=== Material to process ===
○ ○ ○
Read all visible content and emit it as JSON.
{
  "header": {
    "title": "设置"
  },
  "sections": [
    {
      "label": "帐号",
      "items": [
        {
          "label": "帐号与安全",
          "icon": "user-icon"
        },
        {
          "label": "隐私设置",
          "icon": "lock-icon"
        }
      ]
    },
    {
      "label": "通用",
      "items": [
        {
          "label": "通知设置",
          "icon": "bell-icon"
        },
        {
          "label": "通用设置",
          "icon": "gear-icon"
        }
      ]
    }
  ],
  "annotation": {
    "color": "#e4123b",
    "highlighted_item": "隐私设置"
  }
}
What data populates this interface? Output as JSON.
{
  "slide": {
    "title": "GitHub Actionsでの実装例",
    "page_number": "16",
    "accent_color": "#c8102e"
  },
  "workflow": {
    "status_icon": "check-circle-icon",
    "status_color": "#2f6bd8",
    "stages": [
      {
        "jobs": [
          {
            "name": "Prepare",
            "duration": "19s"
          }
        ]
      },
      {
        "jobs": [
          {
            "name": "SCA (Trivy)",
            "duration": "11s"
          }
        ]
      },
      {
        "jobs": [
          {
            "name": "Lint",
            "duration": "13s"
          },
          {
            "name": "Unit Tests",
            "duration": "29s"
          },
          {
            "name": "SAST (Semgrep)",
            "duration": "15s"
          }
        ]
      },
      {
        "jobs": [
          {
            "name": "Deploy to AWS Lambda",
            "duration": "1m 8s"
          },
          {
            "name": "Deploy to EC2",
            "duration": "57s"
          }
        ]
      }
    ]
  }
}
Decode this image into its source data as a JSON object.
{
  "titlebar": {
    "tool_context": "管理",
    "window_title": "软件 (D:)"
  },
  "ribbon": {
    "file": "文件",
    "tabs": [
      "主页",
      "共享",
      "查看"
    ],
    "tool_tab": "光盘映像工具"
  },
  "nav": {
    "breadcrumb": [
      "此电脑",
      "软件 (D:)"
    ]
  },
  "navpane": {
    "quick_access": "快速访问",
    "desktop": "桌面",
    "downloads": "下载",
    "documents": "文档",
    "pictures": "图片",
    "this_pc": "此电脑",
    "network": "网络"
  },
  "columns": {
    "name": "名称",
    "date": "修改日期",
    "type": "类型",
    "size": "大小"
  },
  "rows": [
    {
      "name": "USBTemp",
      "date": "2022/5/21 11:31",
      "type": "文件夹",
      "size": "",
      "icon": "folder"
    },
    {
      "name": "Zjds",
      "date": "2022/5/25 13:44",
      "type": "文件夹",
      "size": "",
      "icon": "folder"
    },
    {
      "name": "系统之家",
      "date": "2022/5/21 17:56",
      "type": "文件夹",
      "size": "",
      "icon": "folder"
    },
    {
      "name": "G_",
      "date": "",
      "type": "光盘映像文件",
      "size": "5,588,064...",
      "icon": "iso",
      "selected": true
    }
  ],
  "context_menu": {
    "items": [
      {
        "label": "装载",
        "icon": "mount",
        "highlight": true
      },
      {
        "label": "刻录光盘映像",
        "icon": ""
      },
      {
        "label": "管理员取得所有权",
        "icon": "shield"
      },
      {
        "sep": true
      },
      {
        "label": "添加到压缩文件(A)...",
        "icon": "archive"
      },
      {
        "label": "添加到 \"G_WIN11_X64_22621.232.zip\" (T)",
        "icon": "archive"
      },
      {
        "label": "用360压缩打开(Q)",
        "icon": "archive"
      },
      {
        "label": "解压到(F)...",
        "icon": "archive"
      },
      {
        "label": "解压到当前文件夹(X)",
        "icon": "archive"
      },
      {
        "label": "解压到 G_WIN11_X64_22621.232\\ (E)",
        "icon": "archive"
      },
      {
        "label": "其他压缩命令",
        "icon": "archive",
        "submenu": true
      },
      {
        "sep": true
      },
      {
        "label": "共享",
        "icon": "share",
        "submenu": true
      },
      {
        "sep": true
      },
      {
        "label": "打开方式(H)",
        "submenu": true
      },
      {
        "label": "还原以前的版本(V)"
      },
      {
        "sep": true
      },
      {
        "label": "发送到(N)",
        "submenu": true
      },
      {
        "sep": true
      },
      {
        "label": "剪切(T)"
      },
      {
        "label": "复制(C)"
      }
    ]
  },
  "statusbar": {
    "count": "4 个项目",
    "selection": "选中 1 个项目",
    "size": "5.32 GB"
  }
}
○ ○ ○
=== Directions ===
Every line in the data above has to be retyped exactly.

=== Worked solution ===
Read all visible content and emit it as JSON.
{
  "header": {
    "title": "设置"
  },
  "sections": [
    {
      "label": "帐号",
      "items": [
        {
          "label": "帐号与安全",
          "icon": "user-icon"
        },
        {
          "label": "隐私设置",
          "icon": "lock-icon"
        }
      ]
    },
    {
      "label": "通用",
      "items": [
        {
          "label": "通知设置",
          "icon": "bell-icon"
        },
        {
          "label": "通用设置",
          "icon": "gear-icon"
        }
      ]
    }
  ],
  "annotation": {
    "color": "#e4123b",
    "highlighted_item": "隐私设置"
  }
}
What data populates this interface? Output as JSON.
{
  "slide": {
    "title": "GitHub Actionsでの実装例",
    "page_number": "16",
    "accent_color": "#c8102e"
  },
  "workflow": {
    "status_icon": "check-circle-icon",
    "status_color": "#2f6bd8",
    "stages": [
      {
        "jobs": [
          {
            "name": "Prepare",
            "duration": "19s"
          }
        ]
      },
      {
        "jobs": [
          {
            "name": "SCA (Trivy)",
            "duration": "11s"
          }
        ]
      },
      {
        "jobs": [
          {
            "name": "Lint",
            "duration": "13s"
          },
          {
            "name": "Unit Tests",
            "duration": "29s"
          },
          {
            "name": "SAST (Semgrep)",
            "duration": "15s"
          }
        ]
      },
      {
        "jobs": [
          {
            "name": "Deploy to AWS Lambda",
            "duration": "1m 8s"
          },
          {
            "name": "Deploy to EC2",
            "duration": "57s"
          }
        ]
      }
    ]
  }
}
Decode this image into its source data as a JSON object.
{
  "titlebar": {
    "tool_context": "管理",
    "window_title": "软件 (D:)"
  },
  "ribbon": {
    "file": "文件",
    "tabs": [
      "主页",
      "共享",
      "查看"
    ],
    "tool_tab": "光盘映像工具"
  },
  "nav": {
    "breadcrumb": [
      "此电脑",
      "软件 (D:)"
    ]
  },
  "navpane": {
    "quick_access": "快速访问",
    "desktop": "桌面",
    "downloads": "下载",
    "documents": "文档",
    "pictures": "图片",
    "this_pc": "此电脑",
    "network": "网络"
  },
  "columns": {
    "name": "名称",
    "date": "修改日期",
    "type": "类型",
    "size": "大小"
  },
  "rows": [
    {
      "name": "USBTemp",
      "date": "2022/5/21 11:31",
      "type": "文件夹",
      "size": "",
      "icon": "folder"
    },
    {
      "name": "Zjds",
      "date": "2022/5/25 13:44",
      "type": "文件夹",
      "size": "",
      "icon": "folder"
    },
    {
      "name": "系统之家",
      "date": "2022/5/21 17:56",
      "type": "文件夹",
      "size": "",
      "icon": "folder"
    },
    {
      "name": "G_",
      "date": "",
      "type": "光盘映像文件",
      "size": "5,588,064...",
      "icon": "iso",
      "selected": true
    }
  ],
  "context_menu": {
    "items": [
      {
        "label": "装载",
        "icon": "mount",
        "highlight": true
      },
      {
        "label": "刻录光盘映像",
        "icon": ""
      },
      {
        "label": "管理员取得所有权",
        "icon": "shield"
      },
      {
        "sep": true
      },
      {
        "label": "添加到压缩文件(A)...",
        "icon": "archive"
      },
      {
        "label": "添加到 \"G_WIN11_X64_22621.232.zip\" (T)",
        "icon": "archive"
      },
      {
        "label": "用360压缩打开(Q)",
        "icon": "archive"
      },
      {
        "label": "解压到(F)...",
        "icon": "archive"
      },
      {
        "label": "解压到当前文件夹(X)",
        "icon": "archive"
      },
      {
        "label": "解压到 G_WIN11_X64_22621.232\\ (E)",
        "icon": "archive"
      },
      {
        "label": "其他压缩命令",
        "icon": "archive",
        "submenu": true
      },
      {
        "sep": true
      },
      {
        "label": "共享",
        "icon": "share",
        "submenu": true
      },
      {
        "sep": true
      },
      {
        "label": "打开方式(H)",
        "submenu": true
      },
      {
        "label": "还原以前的版本(V)"
      },
      {
        "sep": true
      },
      {
        "label": "发送到(N)",
        "submenu": true
      },
      {
        "sep": true
      },
      {
        "label": "剪切(T)"
      },
      {
        "label": "复制(C)"
      }
    ]
  },
  "statusbar": {
    "count": "4 个项目",
    "selection": "选中 1 个项目",
    "size": "5.32 GB"
  }
}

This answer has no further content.